The visual developed in the mapping phase (see figure 2) enhanced Energinet’s understanding of the challenge and provided a vision of how a good energy transmission system should be designed. This vision also made it clear that the relevant actors in general had difficulties in connecting the green technologies into a single system. To scale the benefits of the individual technologies to a societal scale, Energinet needed to integrate the technologies. However, it did not know how the design of a coherent and integrated system of all the available technologies should be developed.23
On this basis, the key challenge was defined as a question: “How might we enable conversion to renewable energy by harnessing synergies across the energy sector?”24

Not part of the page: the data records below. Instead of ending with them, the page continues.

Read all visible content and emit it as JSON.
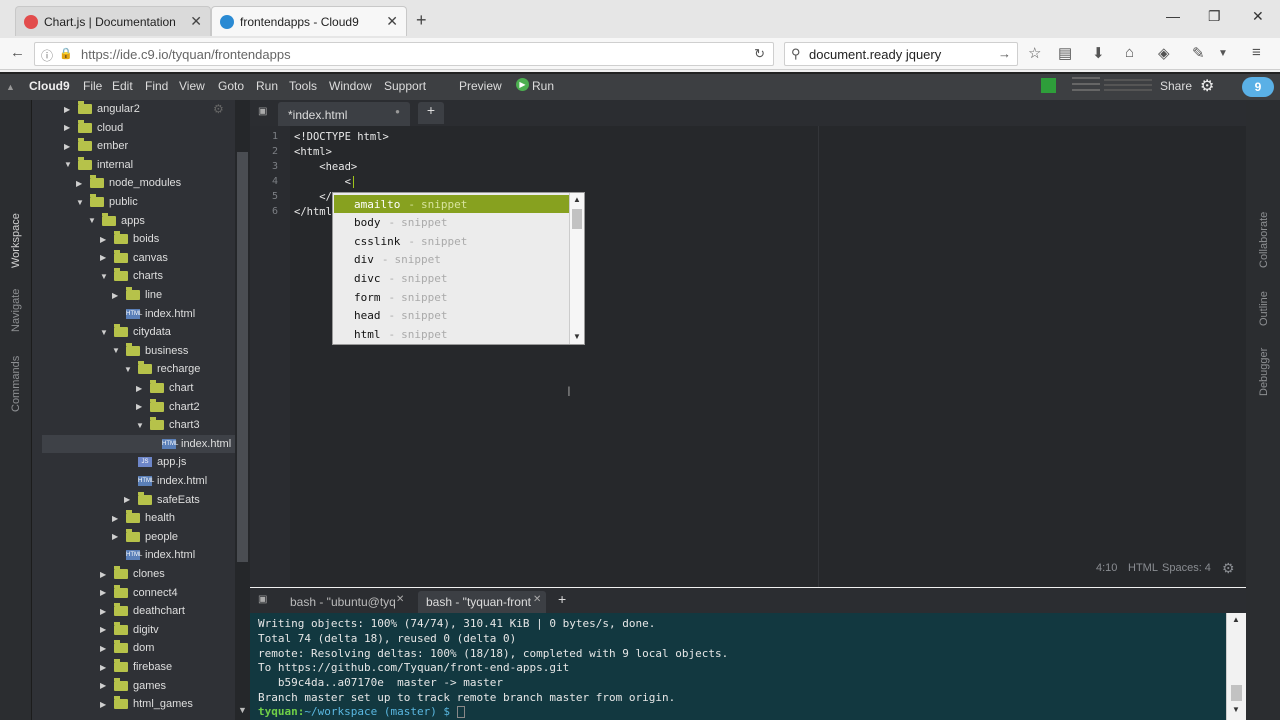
{
  "browser": {
    "tabs": [
      {
        "title": "Chart.js | Documentation"
      },
      {
        "title": "frontendapps - Cloud9"
      }
    ],
    "new_tab": "+",
    "url": "https://ide.c9.io/tyquan/frontendapps",
    "search": "document.ready jquery",
    "window_controls": [
      "—",
      "❐",
      "✕"
    ]
  },
  "c9": {
    "brand": "Cloud9",
    "menu": [
      "File",
      "Edit",
      "Find",
      "View",
      "Goto",
      "Run",
      "Tools",
      "Window",
      "Support"
    ],
    "preview": "Preview",
    "run": "Run",
    "share": "Share",
    "badge": "9",
    "left_panels": [
      "Workspace",
      "Navigate",
      "Commands"
    ],
    "right_panels": [
      "Collaborate",
      "Outline",
      "Debugger"
    ]
  },
  "tree": [
    {
      "label": "angular2",
      "type": "folder",
      "depth": 0,
      "state": "closed"
    },
    {
      "label": "cloud",
      "type": "folder",
      "depth": 0,
      "state": "closed"
    },
    {
      "label": "ember",
      "type": "folder",
      "depth": 0,
      "state": "closed"
    },
    {
      "label": "internal",
      "type": "folder",
      "depth": 0,
      "state": "open"
    },
    {
      "label": "node_modules",
      "type": "folder",
      "depth": 1,
      "state": "closed"
    },
    {
      "label": "public",
      "type": "folder",
      "depth": 1,
      "state": "open"
    },
    {
      "label": "apps",
      "type": "folder",
      "depth": 2,
      "state": "open"
    },
    {
      "label": "boids",
      "type": "folder",
      "depth": 3,
      "state": "closed"
    },
    {
      "label": "canvas",
      "type": "folder",
      "depth": 3,
      "state": "closed"
    },
    {
      "label": "charts",
      "type": "folder",
      "depth": 3,
      "state": "open"
    },
    {
      "label": "line",
      "type": "folder",
      "depth": 4,
      "state": "closed"
    },
    {
      "label": "index.html",
      "type": "file",
      "depth": 4
    },
    {
      "label": "citydata",
      "type": "folder",
      "depth": 3,
      "state": "open"
    },
    {
      "label": "business",
      "type": "folder",
      "depth": 4,
      "state": "open"
    },
    {
      "label": "recharge",
      "type": "folder",
      "depth": 5,
      "state": "open"
    },
    {
      "label": "chart",
      "type": "folder",
      "depth": 6,
      "state": "closed"
    },
    {
      "label": "chart2",
      "type": "folder",
      "depth": 6,
      "state": "closed"
    },
    {
      "label": "chart3",
      "type": "folder",
      "depth": 6,
      "state": "open"
    },
    {
      "label": "index.html",
      "type": "file",
      "depth": 7,
      "selected": true
    },
    {
      "label": "app.js",
      "type": "jsfile",
      "depth": 5
    },
    {
      "label": "index.html",
      "type": "file",
      "depth": 5
    },
    {
      "label": "safeEats",
      "type": "folder",
      "depth": 5,
      "state": "closed"
    },
    {
      "label": "health",
      "type": "folder",
      "depth": 4,
      "state": "closed"
    },
    {
      "label": "people",
      "type": "folder",
      "depth": 4,
      "state": "closed"
    },
    {
      "label": "index.html",
      "type": "file",
      "depth": 4
    },
    {
      "label": "clones",
      "type": "folder",
      "depth": 3,
      "state": "closed"
    },
    {
      "label": "connect4",
      "type": "folder",
      "depth": 3,
      "state": "closed"
    },
    {
      "label": "deathchart",
      "type": "folder",
      "depth": 3,
      "state": "closed"
    },
    {
      "label": "digitv",
      "type": "folder",
      "depth": 3,
      "state": "closed"
    },
    {
      "label": "dom",
      "type": "folder",
      "depth": 3,
      "state": "closed"
    },
    {
      "label": "firebase",
      "type": "folder",
      "depth": 3,
      "state": "closed"
    },
    {
      "label": "games",
      "type": "folder",
      "depth": 3,
      "state": "closed"
    },
    {
      "label": "html_games",
      "type": "folder",
      "depth": 3,
      "state": "closed"
    }
  ],
  "editor": {
    "tab": "*index.html",
    "lines": [
      "<!DOCTYPE html>",
      "<html>",
      "    <head>",
      "        <",
      "    </",
      "</html>"
    ],
    "line_numbers": [
      "1",
      "2",
      "3",
      "4",
      "5",
      "6"
    ],
    "status": {
      "pos": "4:10",
      "mode": "HTML",
      "spaces": "Spaces: 4"
    }
  },
  "autocomplete": [
    {
      "name": "amailto",
      "meta": "snippet",
      "selected": true
    },
    {
      "name": "body",
      "meta": "snippet"
    },
    {
      "name": "csslink",
      "meta": "snippet"
    },
    {
      "name": "div",
      "meta": "snippet"
    },
    {
      "name": "divc",
      "meta": "snippet"
    },
    {
      "name": "form",
      "meta": "snippet"
    },
    {
      "name": "head",
      "meta": "snippet"
    },
    {
      "name": "html",
      "meta": "snippet"
    }
  ],
  "terminal": {
    "tabs": [
      "bash - \"ubuntu@tyq",
      "bash - \"tyquan-front"
    ],
    "lines": [
      "Writing objects: 100% (74/74), 310.41 KiB | 0 bytes/s, done.",
      "Total 74 (delta 18), reused 0 (delta 0)",
      "remote: Resolving deltas: 100% (18/18), completed with 9 local objects.",
      "To https://github.com/Tyquan/front-end-apps.git",
      "   b59c4da..a07170e  master -> master",
      "Branch master set up to track remote branch master from origin."
    ],
    "prompt_user": "tyquan:",
    "prompt_path": "~/workspace (master) $"
  },
  "colors": {
    "accent": "#87a11f",
    "folder": "#b6c24a",
    "terminal_bg": "#123840"
  }
}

The involvement phase is when you finally reach out to potential partners. It can be tricky. Sometimes, other stakeholders in an ecosystem see each other as competitors, clients, or service providers—not as partners.
If the analysis phase answers the question of which partners to contact, involvement works out how to motivate them. It provides an opportunity for participants to listen, clarify common ground, and identify partners’ needs and priorities.

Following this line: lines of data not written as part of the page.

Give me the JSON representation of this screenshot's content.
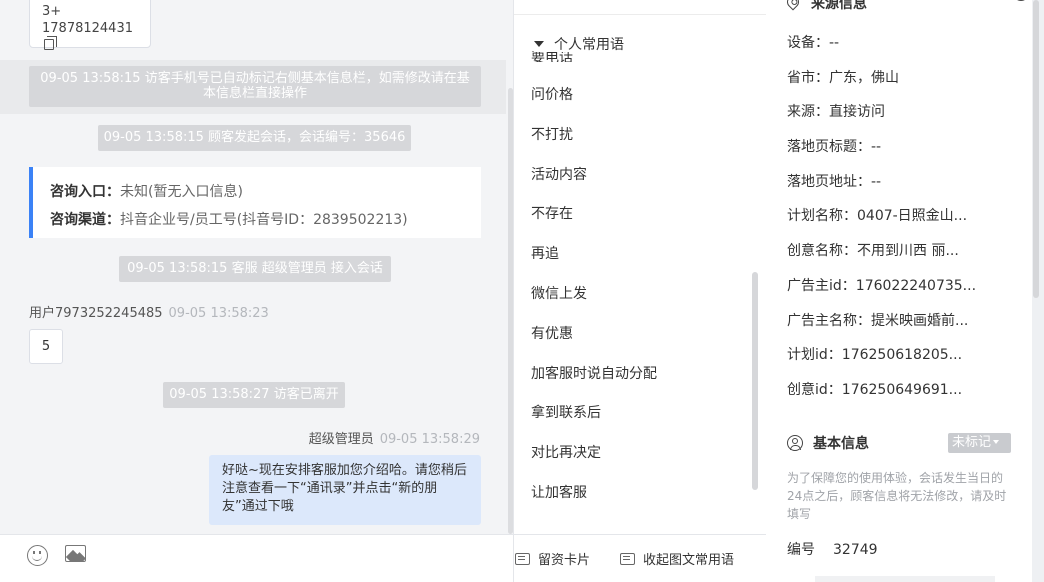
{
  "chat": {
    "phone_card": {
      "line1": "3+",
      "line2": "17878124431"
    },
    "top_links": [
      "",
      ""
    ],
    "system_messages": [
      "09-05 13:58:15 访客手机号已自动标记右侧基本信息栏，如需修改请在基本信息栏直接操作",
      "09-05 13:58:15 顾客发起会话，会话编号：35646",
      "09-05 13:58:15 客服 超级管理员 接入会话",
      "09-05 13:58:27 访客已离开"
    ],
    "consult": {
      "entry_label": "咨询入口：",
      "entry_value": "未知(暂无入口信息)",
      "channel_label": "咨询渠道：",
      "channel_value": "抖音企业号/员工号(抖音号ID：2839502213)"
    },
    "user_message": {
      "sender": "用户7973252245485",
      "time": "09-05 13:58:23",
      "text": "5"
    },
    "agent_message": {
      "sender": "超级管理员",
      "time": "09-05 13:58:29",
      "text": "好哒~现在安排客服加您介绍哈。请您稍后注意查看一下“通讯录”并点击“新的朋友”通过下哦"
    },
    "toolbar": {
      "emoji_icon": "emoji-icon",
      "image_icon": "image-icon"
    }
  },
  "phrases": {
    "group_label": "个人常用语",
    "cut_item": "要电话",
    "items": [
      "问价格",
      "不打扰",
      "活动内容",
      "不存在",
      "再追",
      "微信上发",
      "有优惠",
      "加客服时说自动分配",
      "拿到联系后",
      "对比再决定",
      "让加客服"
    ],
    "bottom": {
      "card_button": "留资卡片",
      "collapse_button": "收起图文常用语"
    }
  },
  "info": {
    "source_title": "来源信息",
    "source_rows": [
      {
        "k": "设备：",
        "v": "--"
      },
      {
        "k": "省市：",
        "v": "广东，佛山"
      },
      {
        "k": "来源：",
        "v": "直接访问"
      },
      {
        "k": "落地页标题：",
        "v": "--"
      },
      {
        "k": "落地页地址：",
        "v": "--"
      },
      {
        "k": "计划名称：",
        "v": "0407-日照金山..."
      },
      {
        "k": "创意名称：",
        "v": "不用到川西 丽..."
      },
      {
        "k": "广告主id：",
        "v": "176022240735..."
      },
      {
        "k": "广告主名称：",
        "v": "提米映画婚前..."
      },
      {
        "k": "计划id：",
        "v": "176250618205..."
      },
      {
        "k": "创意id：",
        "v": "176250649691..."
      }
    ],
    "basic_title": "基本信息",
    "tag_label": "未标记",
    "notice": "为了保障您的使用体验，会话发生当日的24点之后，顾客信息将无法修改，请及时填写",
    "id_label": "编号",
    "id_value": "32749"
  }
}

To engage and motivate the relevant actors, Energinet presented its initial understanding of the problem (gathered from phase 2) to the individual actors and invited them to contribute with their view on the problem and the possible solutions within the scope of the guiding principles outlined during the decision phase. Through this exercise, Energinet convinced the actors that the necessary background work was done and sought the actors’ inputs to validate and further the understanding of the problem. This set the stage for the engagement phase, where actors felt invited to codevelop the solution with the primary stakeholder, Energinet.25
The previous phases lay the foundation for the actual development of the solution. Trust had been built, dialogue had been initiated, transparency across actors had been established, and potential risks had been identified. The engagement phase is all about coming to the nuts and bolts—specifics and mechanisms in the proposed solutions.
For Energinet, the focus of this phase was to calculate the expected effects of integrating the technologies in a coherent system. It envisioned a multistakeholder operating model, with the implications for various actors clearly spelled out: What would the expected costs and benefits be? Which pricing mechanisms need to be integrated? And how to ensure that all actors could achieve the expected long- and short-term goals?26
Answering these questions required the formation of a close-knit group. The cocreation framework not only ensured that the relevant actors were included, it also developed a common understanding of the problem—one of the most important drivers in unlocking potential solutions to wicked problems.
In a world of wicked problems and conflicting incentives, the public sector has an opportunity to convene multiple stakeholders to discuss how to reshape entire markets. Cocreation is a delicate task. The cocreation framework, evolved via multiple experiments and case studies, offers a systematic approach to navigate the weeds. Like any real-world system, it can evolve in response to circumstances and results.